"It turned out that me and six other girls who were also taking the writing had to go home because they didn't have any extra booklets for us," Durie says. “They overbooked and had to send people away.”

Elyssa says it was frustrating to spend so much time studying and then to be turned away the day of the test.

However, she feels lucky because she only had to drive about five minutes to get to the testing center in Hibbing.

She says some of the other girls who were turned away had to drive three to four hours.

She heard some kids even flew in from out of state because so few testing centers are open.

“It’s just really frustrating, because she’s not the only kid out there,” her mother Trish Durie says.

“I mean, kids were flying in from other states, flying!
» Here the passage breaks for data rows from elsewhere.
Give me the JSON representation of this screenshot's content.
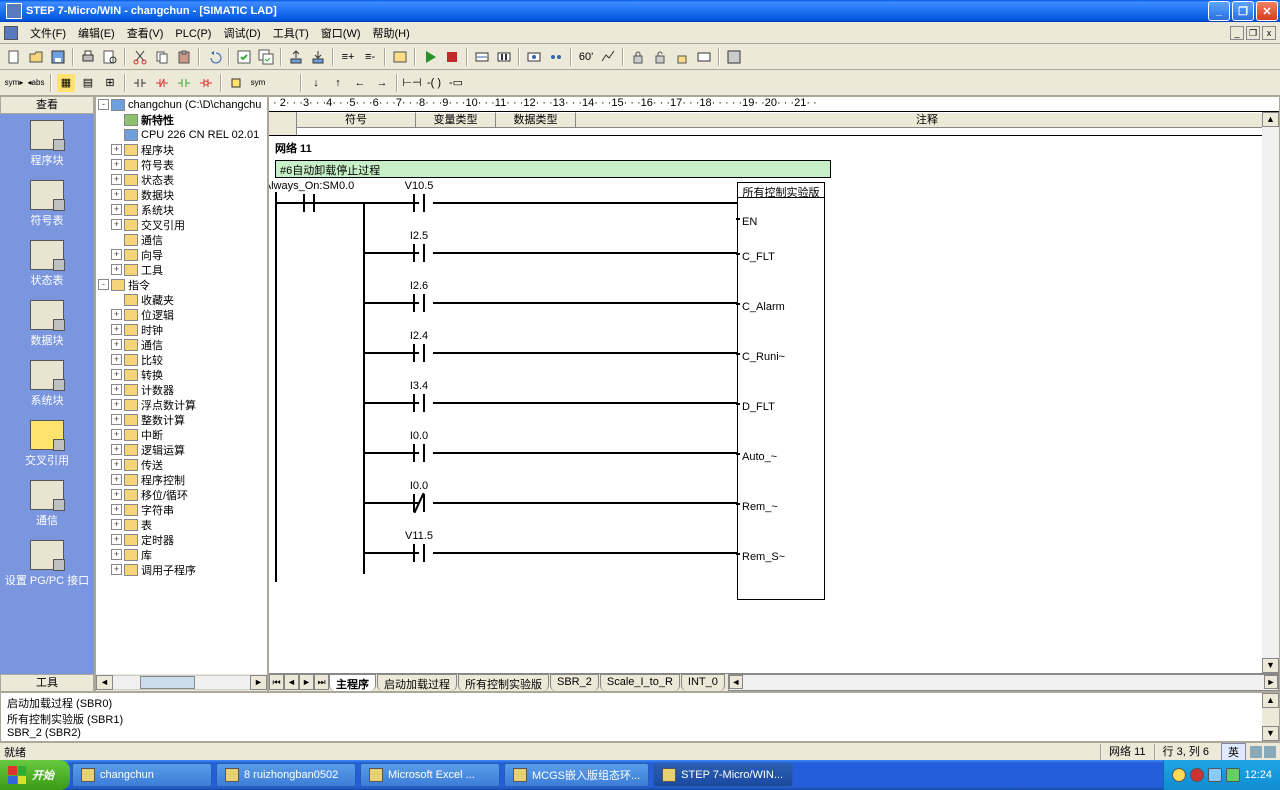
{
  "title": "STEP 7-Micro/WIN - changchun - [SIMATIC LAD]",
  "menu": [
    "文件(F)",
    "编辑(E)",
    "查看(V)",
    "PLC(P)",
    "调试(D)",
    "工具(T)",
    "窗口(W)",
    "帮助(H)"
  ],
  "navbar": {
    "title": "查看",
    "footer": "工具",
    "items": [
      "程序块",
      "符号表",
      "状态表",
      "数据块",
      "系统块",
      "交叉引用",
      "通信",
      "设置 PG/PC 接口"
    ]
  },
  "tree": {
    "root": "changchun (C:\\D\\changchu",
    "nodes": [
      {
        "l": 1,
        "e": "",
        "b": true,
        "t": "新特性",
        "i": "grn"
      },
      {
        "l": 1,
        "e": "",
        "t": "CPU 226 CN REL 02.01",
        "i": "blue"
      },
      {
        "l": 1,
        "e": "+",
        "t": "程序块"
      },
      {
        "l": 1,
        "e": "+",
        "t": "符号表"
      },
      {
        "l": 1,
        "e": "+",
        "t": "状态表"
      },
      {
        "l": 1,
        "e": "+",
        "t": "数据块"
      },
      {
        "l": 1,
        "e": "+",
        "t": "系统块"
      },
      {
        "l": 1,
        "e": "+",
        "t": "交叉引用"
      },
      {
        "l": 1,
        "e": "",
        "t": "通信"
      },
      {
        "l": 1,
        "e": "+",
        "t": "向导"
      },
      {
        "l": 1,
        "e": "+",
        "t": "工具"
      },
      {
        "l": 0,
        "e": "-",
        "t": "指令"
      },
      {
        "l": 1,
        "e": "",
        "t": "收藏夹"
      },
      {
        "l": 1,
        "e": "+",
        "t": "位逻辑"
      },
      {
        "l": 1,
        "e": "+",
        "t": "时钟"
      },
      {
        "l": 1,
        "e": "+",
        "t": "通信"
      },
      {
        "l": 1,
        "e": "+",
        "t": "比较"
      },
      {
        "l": 1,
        "e": "+",
        "t": "转换"
      },
      {
        "l": 1,
        "e": "+",
        "t": "计数器"
      },
      {
        "l": 1,
        "e": "+",
        "t": "浮点数计算"
      },
      {
        "l": 1,
        "e": "+",
        "t": "整数计算"
      },
      {
        "l": 1,
        "e": "+",
        "t": "中断"
      },
      {
        "l": 1,
        "e": "+",
        "t": "逻辑运算"
      },
      {
        "l": 1,
        "e": "+",
        "t": "传送"
      },
      {
        "l": 1,
        "e": "+",
        "t": "程序控制"
      },
      {
        "l": 1,
        "e": "+",
        "t": "移位/循环"
      },
      {
        "l": 1,
        "e": "+",
        "t": "字符串"
      },
      {
        "l": 1,
        "e": "+",
        "t": "表"
      },
      {
        "l": 1,
        "e": "+",
        "t": "定时器"
      },
      {
        "l": 1,
        "e": "+",
        "t": "库"
      },
      {
        "l": 1,
        "e": "+",
        "t": "调用子程序"
      }
    ]
  },
  "ruler": " · 2· · ·3· · ·4· · ·5· · ·6· · ·7· · ·8· · ·9· · ·10· · ·11· · ·12· · ·13· · ·14· · ·15· · ·16· · ·17· · ·18· · · · ·19· ·20· · ·21· ·",
  "vartable": {
    "cols": [
      "符号",
      "变量类型",
      "数据类型",
      "注释"
    ]
  },
  "network": {
    "title": "网络  11",
    "comment": "#6自动卸载停止过程",
    "first_contact": "Always_On:SM0.0",
    "branches": [
      "V10.5",
      "I2.5",
      "I2.6",
      "I2.4",
      "I3.4",
      "I0.0",
      "I0.0",
      "V11.5"
    ],
    "nc_index": 6,
    "box_title": "所有控制实验版",
    "box_rows": [
      "EN",
      "C_FLT",
      "C_Alarm",
      "C_Runi~",
      "D_FLT",
      "Auto_~",
      "Rem_~",
      "Rem_S~"
    ]
  },
  "editor_tabs": [
    "主程序",
    "启动加载过程",
    "所有控制实验版",
    "SBR_2",
    "Scale_I_to_R",
    "INT_0"
  ],
  "output_lines": [
    "启动加载过程 (SBR0)",
    "所有控制实验版 (SBR1)",
    "SBR_2 (SBR2)"
  ],
  "statusbar": {
    "left": "就绪",
    "net": "网络 11",
    "pos": "行 3, 列 6",
    "lang": "英"
  },
  "taskbar": {
    "start": "开始",
    "items": [
      "changchun",
      "8 ruizhongban0502",
      "Microsoft Excel ...",
      "MCGS嵌入版组态环...",
      "STEP 7-Micro/WIN..."
    ],
    "active": 4,
    "time": "12:24"
  }
}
To take a test to get into college.”

Hannah Rose Bruentrup was also supposed to take the test in Hibbing in July.

She was prepared to drive three hours from Mahtomedi and even had a hotel room so she could get a good night sleep, but then a week before the test she got an email that said she couldn't get in.

"I was just filled with denial, anger, reconciliation, bargaining, you know, the five stages of grief,” Bruentrup says.

Jenn Ryall went through the same thing back in June when she helped her son Jack register to take the test.

They too got an email saying it was cancelled.

"All that studying and everything, and prepping, I mean, it takes a lot of time and then all of a sudden you know, it's cancelled," Jenn Ryall says.

Ryall and her son have tried multiple times to register for another test, but they say every time they try the system crashes on them.

“We go all the way through and we’re almost to the end and then it was like spinning, spinning, spinning, for a very long time and then all of a sudden it just said ‘sorry,”’ Ryall says.

Some universities, like the University of Wisconsin, have now decided to make the ACT optional, but Wills says there's a catch.

"These tests aren’t only just used to get people into colleges, but they're also a tool colleges use to award their scholarships,” Wills explains.

So, if you don't take the test, he says you might not be eligible for certain scholarships or financial aid.

Each college is handling this differently.

His advice to parents and students is to keep trying the ACT website.

The company says its registration tool should be back up and running by 10:00 a.m. on Monday August 3.